(Stored data entries)
⟨

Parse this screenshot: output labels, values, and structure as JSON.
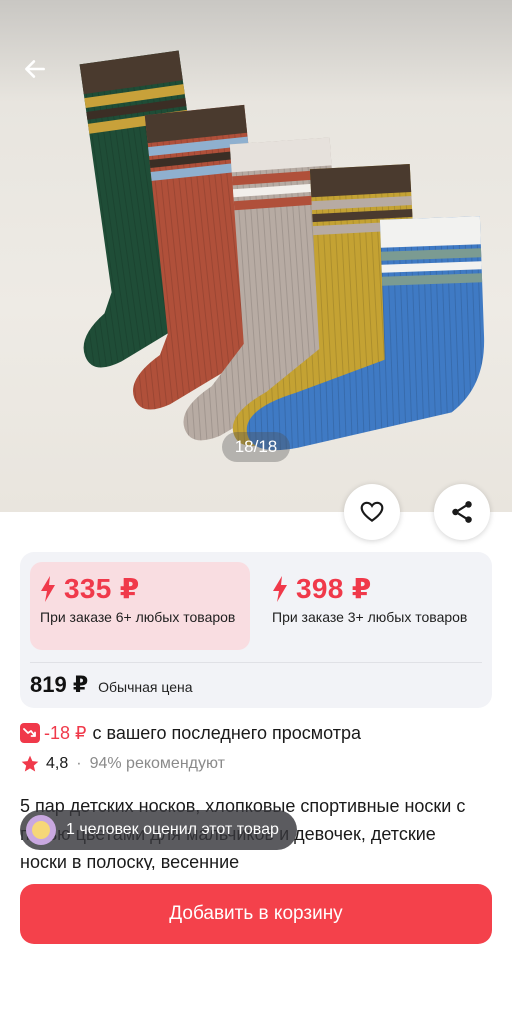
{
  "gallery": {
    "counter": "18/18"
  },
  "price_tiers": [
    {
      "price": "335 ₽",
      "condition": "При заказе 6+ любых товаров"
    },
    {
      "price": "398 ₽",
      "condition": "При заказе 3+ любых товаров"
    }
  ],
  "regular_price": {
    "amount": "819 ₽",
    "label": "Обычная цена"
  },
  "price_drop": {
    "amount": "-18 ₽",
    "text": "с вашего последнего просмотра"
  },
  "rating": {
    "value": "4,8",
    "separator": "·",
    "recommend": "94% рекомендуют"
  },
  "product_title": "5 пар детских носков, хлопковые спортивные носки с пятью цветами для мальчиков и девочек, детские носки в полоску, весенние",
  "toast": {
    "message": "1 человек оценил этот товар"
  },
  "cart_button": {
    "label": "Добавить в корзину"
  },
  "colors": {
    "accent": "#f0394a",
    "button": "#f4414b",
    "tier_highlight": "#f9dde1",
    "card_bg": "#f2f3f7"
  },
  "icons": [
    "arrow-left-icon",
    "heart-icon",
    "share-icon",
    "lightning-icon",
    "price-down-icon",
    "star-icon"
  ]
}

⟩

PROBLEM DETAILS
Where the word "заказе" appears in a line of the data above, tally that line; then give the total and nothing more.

FINISHED EXERCISE
2